Australian farmers are more confident and optimistic about the future of farming than at any time in the previous three years. Sources: AFDJ eNews, The Australian
A close-to-ideal season across much of Australia last year combined with record crop production and high prices for beef cattle, wool, lamb and sugar, is encouraging 35% of farmers to plan to invest this year in new fences and buildings and one-in-four to buy new machinery, according to the latest agricultural insights survey from the Commonwealth Bank.
More farmers are preparing to increase spending on technology, hire more workers and use more outside advisers and consultants than ever before, in a bid to become more productive and profitable.

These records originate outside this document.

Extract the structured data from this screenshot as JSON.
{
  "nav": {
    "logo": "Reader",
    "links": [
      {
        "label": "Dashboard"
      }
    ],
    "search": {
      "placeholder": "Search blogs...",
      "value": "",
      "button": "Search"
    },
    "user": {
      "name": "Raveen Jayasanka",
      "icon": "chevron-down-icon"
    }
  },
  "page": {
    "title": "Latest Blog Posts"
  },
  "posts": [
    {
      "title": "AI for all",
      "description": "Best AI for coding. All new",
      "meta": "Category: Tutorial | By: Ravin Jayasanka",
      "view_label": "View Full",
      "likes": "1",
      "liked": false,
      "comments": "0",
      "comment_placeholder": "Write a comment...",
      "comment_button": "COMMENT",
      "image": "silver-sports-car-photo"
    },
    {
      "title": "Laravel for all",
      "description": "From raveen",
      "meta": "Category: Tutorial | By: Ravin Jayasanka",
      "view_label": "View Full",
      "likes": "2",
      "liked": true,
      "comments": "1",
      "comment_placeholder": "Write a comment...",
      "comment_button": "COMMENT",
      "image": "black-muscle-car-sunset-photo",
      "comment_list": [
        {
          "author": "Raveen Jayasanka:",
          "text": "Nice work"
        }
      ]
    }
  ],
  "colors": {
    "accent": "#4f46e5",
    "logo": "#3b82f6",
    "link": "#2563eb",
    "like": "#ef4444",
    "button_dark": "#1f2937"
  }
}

Another 6% have their eye on buying the farm next door, or expanding the number of hectares, livestock and properties in their existing agricultural enterprises.
The resurgence of optimism in the agricultural sector, as well as the arrival of drones, robots, farming apps and mobile-phone controlled GPS-machinery, is also fuelling a dramatic influx of young people to the agricultural sector.
After years of national lamenting that the average age of farmers was in the mid-50s and that few rural-reared children wanted to remain on the land, the survey this year revealed a big 10% of all Australian farms expect to welcome back returning adult offspring this year.
Commonwealth Bank agribusiness chief Grant Cairns said an unusual aspect of the survey was that the farmer wellbeing and optimism was spread across most sectors and all parts of Australia, with livestock producers leading the charge.
After years of low prices, the recent wool boom has a record 18% of wool producers looking to invest in new equipment and enterprise expansion, the same level enjoyed by the super-buoyant beef cattle sector.
Confidence even appears to be slowly rebounding in the suffering dairy industry, with 12% of farmers saying they’ll expand their enterprise, compared with just 1% six months ago.
Mr Cairns said the strong investment sentiment will not stop at the farm gate, but extend right through regional commun ities and rural businesses.
“We’re expecting to see a solid knock-on effect as farmers implement their investment plans,” Mr Cairns said. “Strong market conditions look set to translate into increased employment opportunities, more purchasing of machinery and equipment and more hiring of employees, consultants and contractors; that’s good news for every part of rural and regional Australia.”
Unusually, confidence was highest among farmers in Tasmania where fine wool remains a key industry and the state government has been investing in irrigation expansion.
The report can be downloaded at: https://www.commbank.com.au/business/can/managing-an-agribusiness/agri-insightsreport.html